8. Room to Read
Develops literacy skills and provides educational resources for children across Asia and Africa.
Room to Read’s Students Helping Students website has a whole section devoted to getting kids involved. On it is accessible information about literacy and creating groups for change. Toolkits are included with ideas on running initiatives from book swaps to read-a-thons and include a ‘Give Up to Give Back’ action plan showing how kids can give up a simple expense, to help less fortunate kids get an education. There’s also a month or so left to help Room to Read achieve its World Change Challenge of printing 40,000 local language books for Nepal. Check out www.tristanbancks.com/p/change-world.html to get inspired and see how school children are changing the world in just five minutes a day…
Visit the website at www.roomtoread.org/students?chid=3 to access the Students Helping Students site, or visit roomtoread.everydayhero.com/au/2015-world-change-challenge for information on the World Change Challenge.
9. Heifer Hong Kong
Provides livestock and training to struggling communities in China.

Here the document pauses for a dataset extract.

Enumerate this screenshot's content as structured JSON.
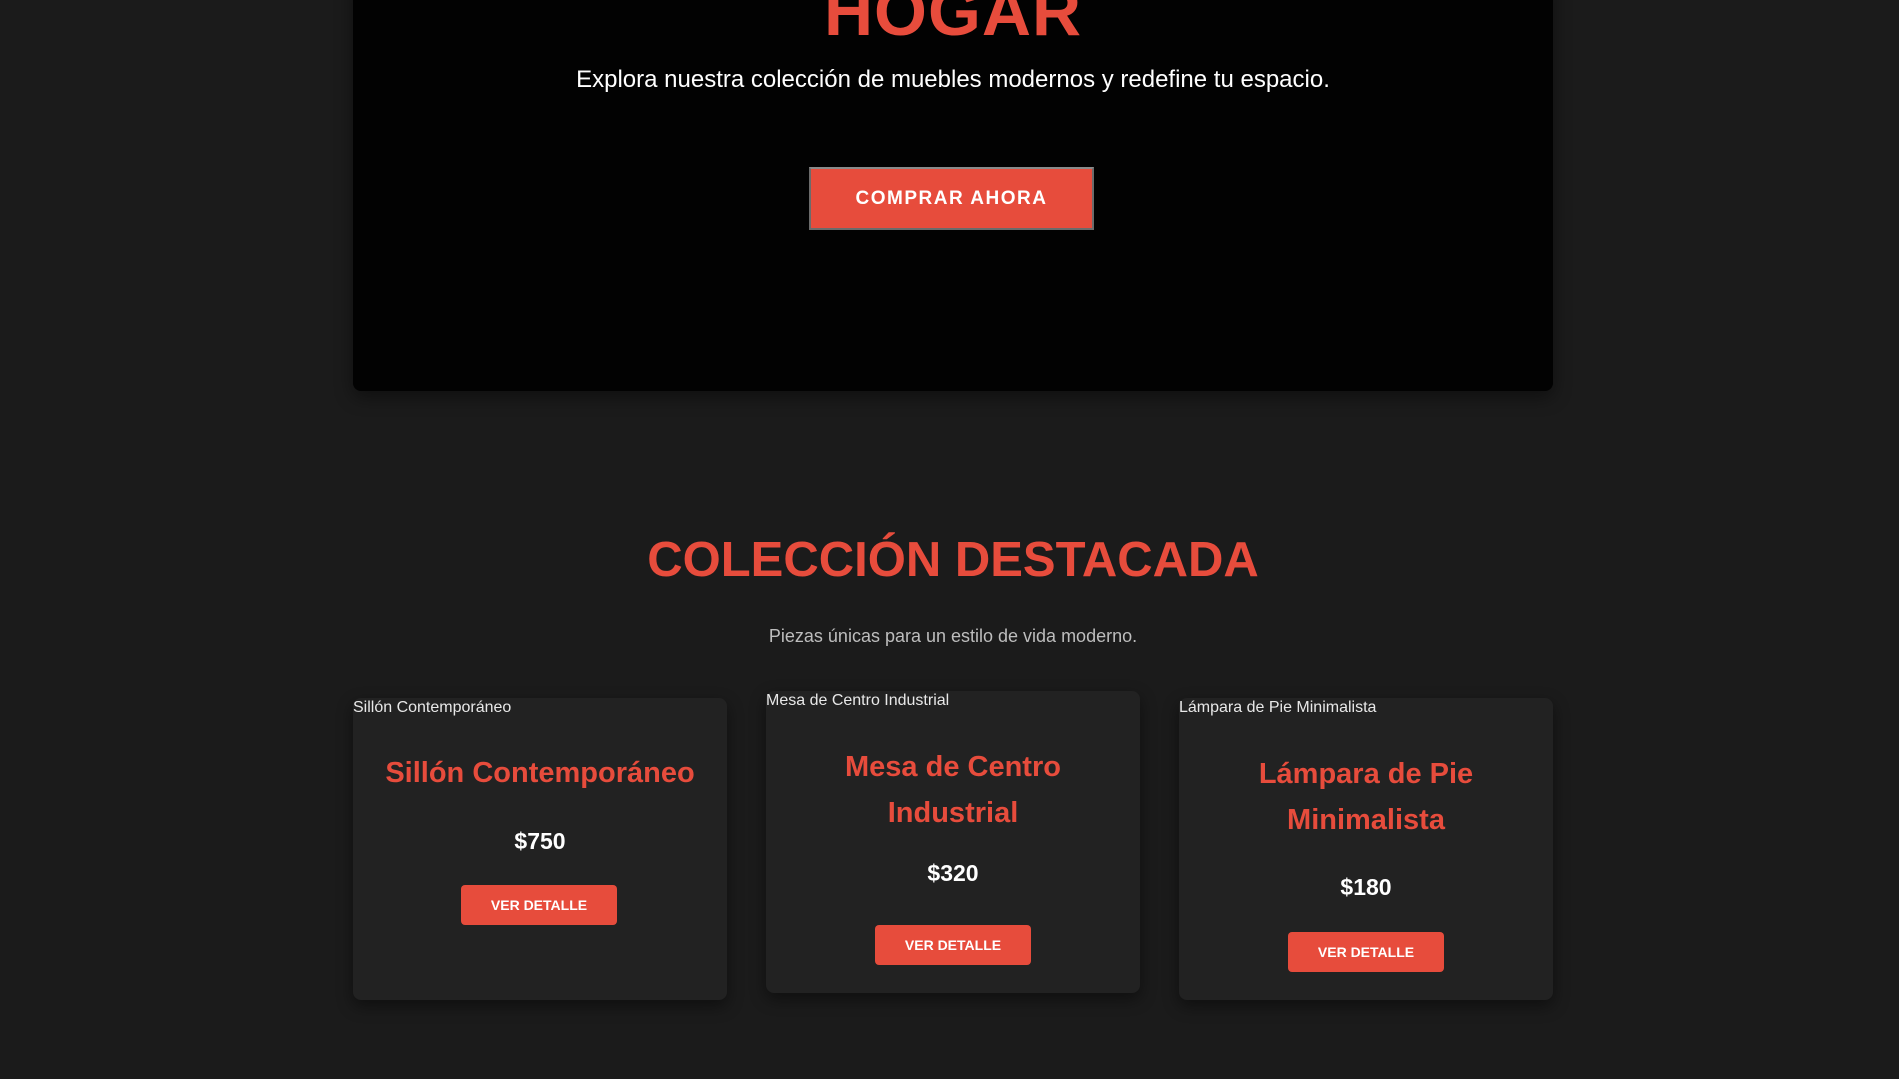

Heifer’s new Moo Moo Young Partner Programme invites students from 3-14 years to engage in a wide range of activities that let them share with those less fortunate and at the same time develop a global viewpoint. For a $120 yearly fee, little Moosters can take part in art and simulation projects, fun runs and, for Moo Moo Explorers, a visit to families in rural China for an up-close look at Heifer’s work in action.
To find out more, visit www.heiferhk.org/index.php/usa/news/250/56/Heifer-Moo-Moo-Young-Partner-Program-2015-16/
* Please note that Moo Moo activities are given in Cantonese only at present.
Animal protection charity that rescues, provides veterinary care and rehomes abandoned pets.
This leading animal welfare charity in Hong Kong only receives one per cent of funding from the Government, making it reliant on the generosity of Hong Kong residents. Young animal lovers are invited to join the organisation’s Junior Membership scheme. For HK$60 a year, junior members receive a subscription to Pawprints, the SPCA newsletter, and are invited to assist with flag and adoption days, and attend activities like pet carnivals.
The organisation’s Wilson Lue says young animal lovers are always welcome to drop by one of the SPCA’s five adoption centres to learn more about how the charity works, and, perhaps, sniff out a pet to call their own. It isn’t all dogs and cats – hamsters, rabbits and terrapins all show up needing new homes.
Find membership details under ‘Join Us’ at www.spca.org.hk, and ‘like’ SPCA(HK)-Eng on Facebook.